LIFE & RESIDENCE
About two weeks ago, a bus I was going to take was (thanks to traffic) about ten minutes late, which meant I had to jog a bit to catch a train that was, by the way, right on time itself. It shocked me at the time because in my twenty-seven years here
Moving to and living in a new country can be a truly daunting experience. It can be stressful, it can be exhausting, and it can be lonely. Many people struggle with ways to overcome the many barriers to becoming part of their new society. I know I did.
Here is some examples of what is perceived as appropriate or inappropriate deportment in Japan. With the exception of a few misdeeds, the Japanese have very similar values to the West when it comes to decent comportment on public transportation. However, some behaviour might be taken more seriously and could trigger some dirty looks on the train.
The convenience of share houses:
When most new comers to Japan might think of renting an apartment, the country in fact offers more than one option when it comes to living spaces. Share houses are most certainly a very popular choice for young people freshly arrived in the country or a new city.
It’s no secret (since I use it as an excuse every other article) that I’m not from the same environment as many of the people either reading or writing this.

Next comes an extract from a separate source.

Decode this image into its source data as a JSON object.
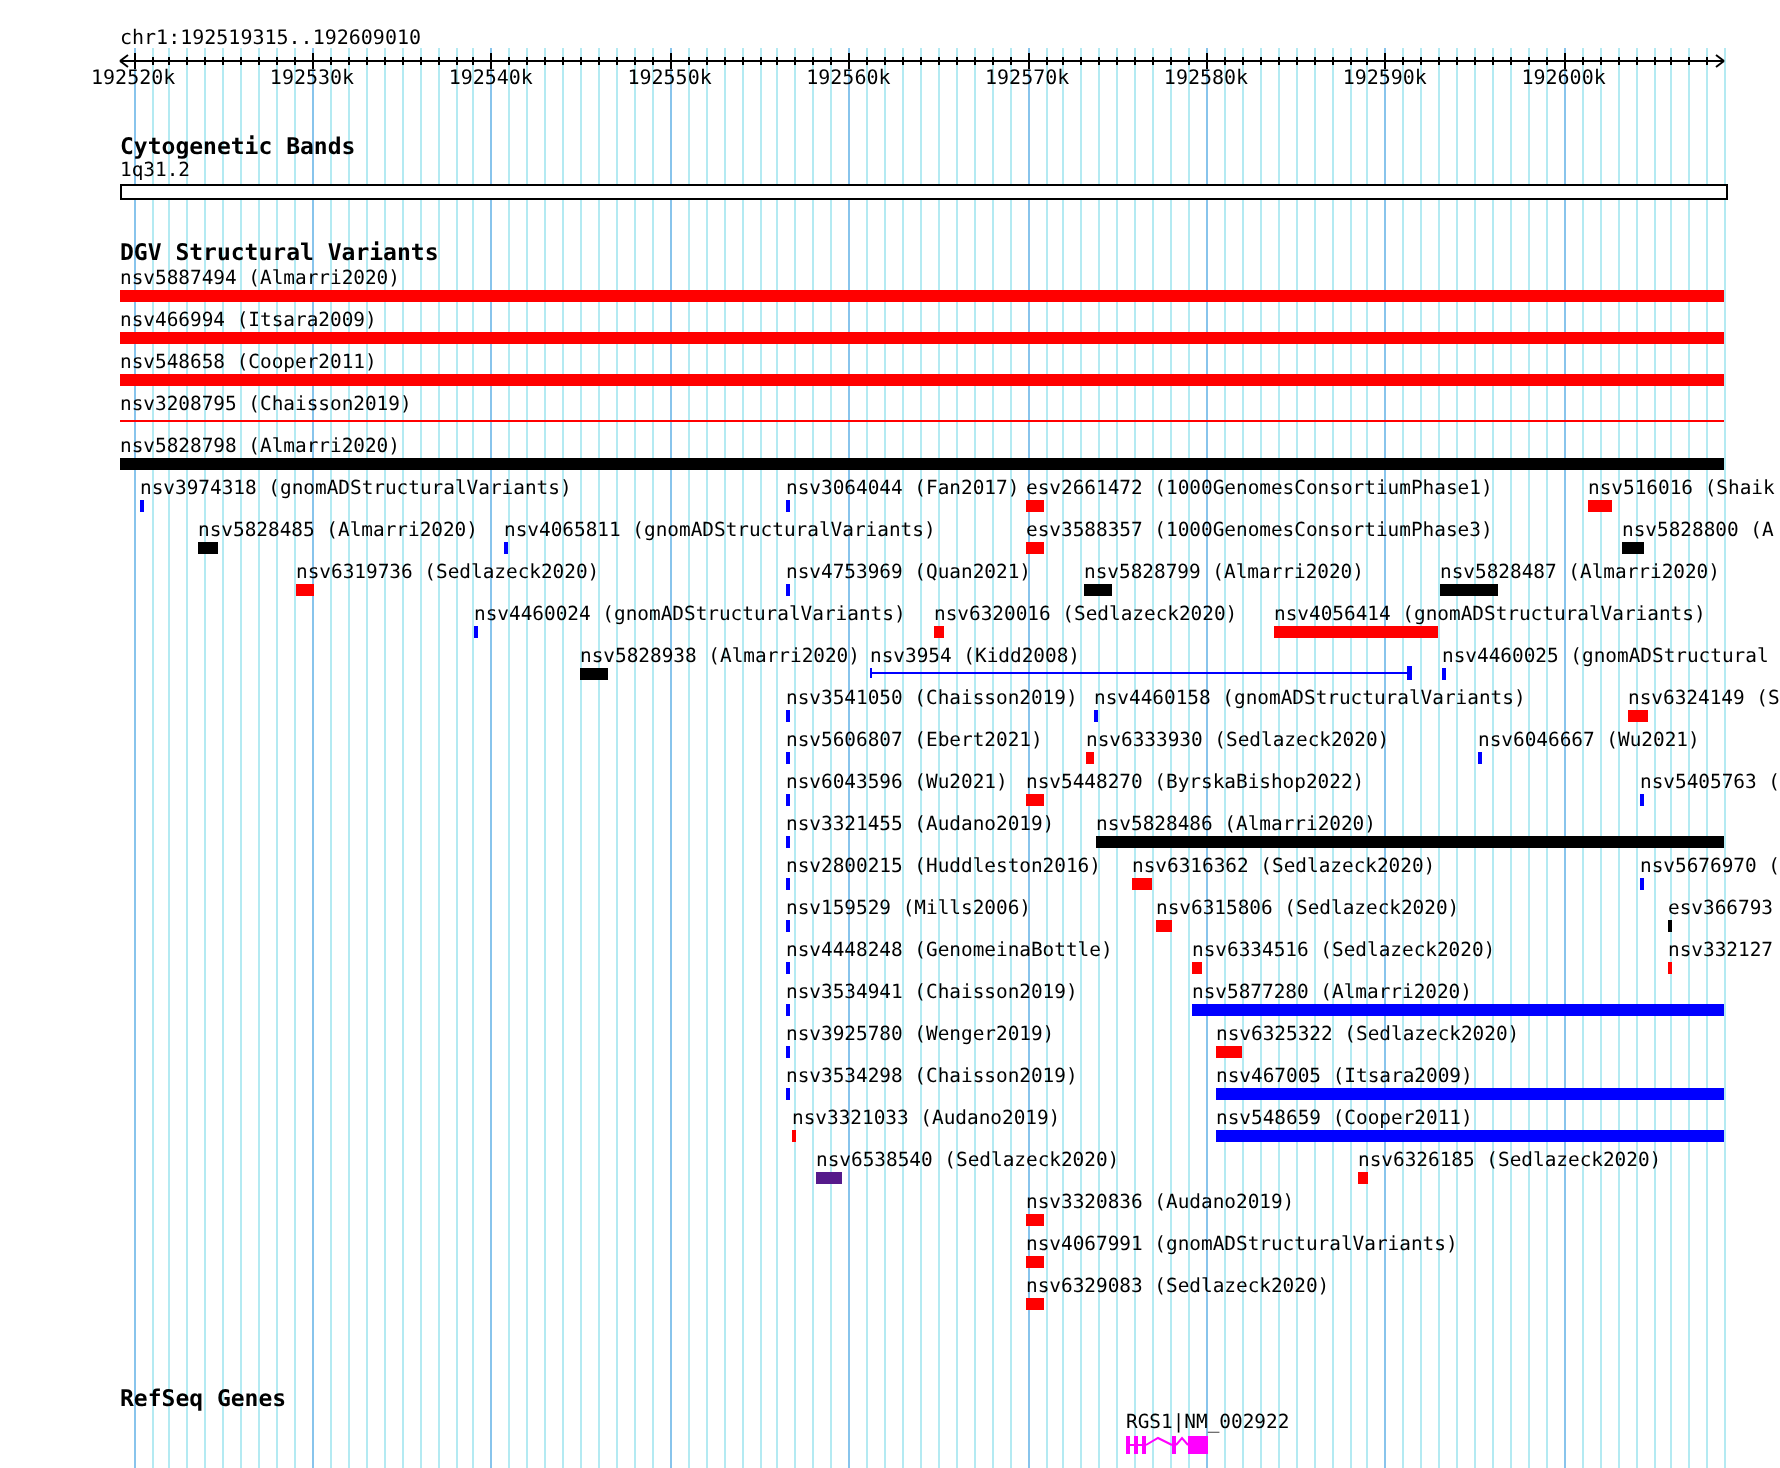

Japan’s population trends very heavily urban, and its foreign population especially so.